I’ve been doing a lot of reading lately. It’s what I do when I’m sick, stressed, can’t sleep, or just need an escape. So, I’ve been adding rapidly to my list of books read in 2015 as well as my list of flawed characters. But, lately, I’ve been looking for a different sort of book: shifter books. I’ve aimed for funny shifter books but ended up reading shifter books of all types. It’s reminded me of all the things I had to consider when writing my own books. There are a few major decisions to be made when creating a shifter world. Here are some of them.
1. The title of the species/creatures, and is it just one species of shifter? With wolves, you can go with lycans, lycanthropes, werewolves, and I’m sure there are others. Some books have other were-critters like bunnies and bears. I even really liked a book with a polar bear shifter. I like that, though I only have wolf shifters in mine. There’s something just so cute about bunny shifters ending up with a predator shifter. It melts my heart. Sometimes, they’re just called shifters, but if you use that word…you can never use the word “shifted” in the novel unless they’re actually changing forms. Trust me, it’s confusing. I chose “Lycans” as the name for mine, but I use the word “shifting” for when they change…making it off-limits for when someone shifted in their seat.
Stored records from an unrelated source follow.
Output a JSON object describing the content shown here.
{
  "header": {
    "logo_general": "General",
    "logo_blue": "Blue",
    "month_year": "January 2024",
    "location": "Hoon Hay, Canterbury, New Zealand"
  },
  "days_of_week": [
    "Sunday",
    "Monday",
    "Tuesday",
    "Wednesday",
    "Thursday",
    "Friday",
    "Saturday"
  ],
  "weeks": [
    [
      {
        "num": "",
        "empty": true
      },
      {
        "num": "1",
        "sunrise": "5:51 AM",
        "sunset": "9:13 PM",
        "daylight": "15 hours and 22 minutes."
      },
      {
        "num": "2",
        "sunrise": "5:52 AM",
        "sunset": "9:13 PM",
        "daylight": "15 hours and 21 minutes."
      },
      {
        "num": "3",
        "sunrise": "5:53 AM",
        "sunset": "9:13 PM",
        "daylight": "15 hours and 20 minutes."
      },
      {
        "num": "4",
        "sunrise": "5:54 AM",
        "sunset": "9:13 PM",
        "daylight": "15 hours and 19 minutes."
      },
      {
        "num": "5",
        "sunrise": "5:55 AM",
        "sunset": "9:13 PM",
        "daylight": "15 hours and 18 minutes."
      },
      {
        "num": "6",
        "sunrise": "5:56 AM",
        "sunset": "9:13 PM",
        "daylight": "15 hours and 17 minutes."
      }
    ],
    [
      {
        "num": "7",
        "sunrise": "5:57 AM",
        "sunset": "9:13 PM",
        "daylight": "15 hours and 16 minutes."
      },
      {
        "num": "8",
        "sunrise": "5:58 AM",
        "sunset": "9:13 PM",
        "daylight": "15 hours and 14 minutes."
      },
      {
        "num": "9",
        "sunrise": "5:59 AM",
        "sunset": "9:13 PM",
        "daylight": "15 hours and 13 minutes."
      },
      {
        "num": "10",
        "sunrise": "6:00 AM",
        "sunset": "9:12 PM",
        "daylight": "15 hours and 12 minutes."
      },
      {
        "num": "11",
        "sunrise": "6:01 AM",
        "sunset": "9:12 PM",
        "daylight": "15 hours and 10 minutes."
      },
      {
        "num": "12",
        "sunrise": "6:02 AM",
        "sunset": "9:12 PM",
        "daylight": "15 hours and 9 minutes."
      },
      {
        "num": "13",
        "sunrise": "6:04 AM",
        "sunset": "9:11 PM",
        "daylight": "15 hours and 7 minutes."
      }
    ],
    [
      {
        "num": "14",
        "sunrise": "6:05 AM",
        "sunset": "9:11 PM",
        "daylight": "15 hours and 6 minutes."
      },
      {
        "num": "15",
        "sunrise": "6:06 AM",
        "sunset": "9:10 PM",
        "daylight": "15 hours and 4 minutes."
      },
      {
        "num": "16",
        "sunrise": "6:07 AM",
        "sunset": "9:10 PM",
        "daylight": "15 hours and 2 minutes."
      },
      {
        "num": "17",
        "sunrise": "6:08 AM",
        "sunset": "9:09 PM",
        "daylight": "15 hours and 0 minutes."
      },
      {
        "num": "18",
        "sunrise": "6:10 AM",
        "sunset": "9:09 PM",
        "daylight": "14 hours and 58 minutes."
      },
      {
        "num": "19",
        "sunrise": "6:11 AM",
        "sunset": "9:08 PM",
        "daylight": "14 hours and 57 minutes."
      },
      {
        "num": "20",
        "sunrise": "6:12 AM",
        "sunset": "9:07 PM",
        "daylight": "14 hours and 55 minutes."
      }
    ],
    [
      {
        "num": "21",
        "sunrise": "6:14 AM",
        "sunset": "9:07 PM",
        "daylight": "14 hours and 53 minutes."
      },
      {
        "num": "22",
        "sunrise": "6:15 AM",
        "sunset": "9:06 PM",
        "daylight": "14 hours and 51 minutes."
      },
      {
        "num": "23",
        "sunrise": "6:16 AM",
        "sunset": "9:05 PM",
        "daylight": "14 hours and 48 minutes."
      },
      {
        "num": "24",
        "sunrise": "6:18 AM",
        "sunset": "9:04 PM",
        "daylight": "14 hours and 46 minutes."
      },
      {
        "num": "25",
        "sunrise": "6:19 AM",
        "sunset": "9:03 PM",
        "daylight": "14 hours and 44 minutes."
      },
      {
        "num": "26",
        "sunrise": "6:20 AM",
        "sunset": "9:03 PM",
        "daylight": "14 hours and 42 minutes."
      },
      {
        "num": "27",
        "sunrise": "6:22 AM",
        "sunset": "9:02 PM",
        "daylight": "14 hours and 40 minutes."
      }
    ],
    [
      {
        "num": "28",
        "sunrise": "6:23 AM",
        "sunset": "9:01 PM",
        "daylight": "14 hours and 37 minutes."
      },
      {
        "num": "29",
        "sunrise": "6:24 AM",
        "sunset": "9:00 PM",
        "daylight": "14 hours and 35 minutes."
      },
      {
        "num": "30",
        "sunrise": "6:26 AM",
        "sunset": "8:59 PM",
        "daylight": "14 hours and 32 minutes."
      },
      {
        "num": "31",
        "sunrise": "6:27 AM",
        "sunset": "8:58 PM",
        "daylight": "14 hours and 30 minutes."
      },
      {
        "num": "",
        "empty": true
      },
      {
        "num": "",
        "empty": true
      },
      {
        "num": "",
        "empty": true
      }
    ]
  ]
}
2. What happens to their clothes. You wouldn’t think this would be a big thing to consider, but it really is…because if you opt not to have their clothing shift with them (which I’ve read, but seems weird–how do their clothes shift into fur and then back again?) then your shifters will find themselves naked now and again. And you have to remember that. It’s gotta be a factor to consider in conversations where one or more people is naked. In Twilight, the werewolves had little packs that attached to their legs so they weren’t naked all the time. My lycans just got used to being naked…even if their human counterparts still got a little uppity about it. I had to keep finding them clothes because the humans kept freaking out. Silly humans.
3. What are they like physically in their shifted form? Do they retain some of their humanity? Are they part animal/part human or entirely animal? Can they talk? Personally, I find it odd when they can talk in animal form. It veers off into Disney territory and I start thinking of Bambi. It throws me too if it’s not expressly said that they’re in animal form and speaking. I keep thinking they’ve shifted back. In my shifter books, they turn fully into wolves…albeit bigger than average wolves, and no talking–definitely no talking.
4. How much does their animal intrude in their lifestyle? In both forms, does it impact their thinking? Wolves are pack animals–does that impact your shifter’s way of living? Are they more violent or more possessive? Are there certain things like “true mates” that arise? In my Taming the Pack series, there are scent-matches where their nature picks a mate and they can’t resist them. Their thinking is primitive in wolf form, but it carries over into their human form. The concept of alpha and being in a pack is a huge deal in my books.
5. Does the rest of the world know about shifters and is it just shifters? I actually like it both ways on the first part. I enjoy reading books where everyone knows about shifters just as much as when they’re reclusive and secretive. I have realized I don’t like when it becomes a free-for-all and ALL paranormals are out of the bag. Vampires, witches, shifters, dragons, and all known paranormals…it’s too much. I like books with just shifters. In Taming the Pack, they’re secretive–with reason as they’re being hunted by human poachers.
There are a lot of other things to consider like world rules and settings and so on, but these are the ones that come to mind immediately.
How do you like your shifter worlds? Do you like funny books or serious ones?
If you’d like to know more about my shifter books: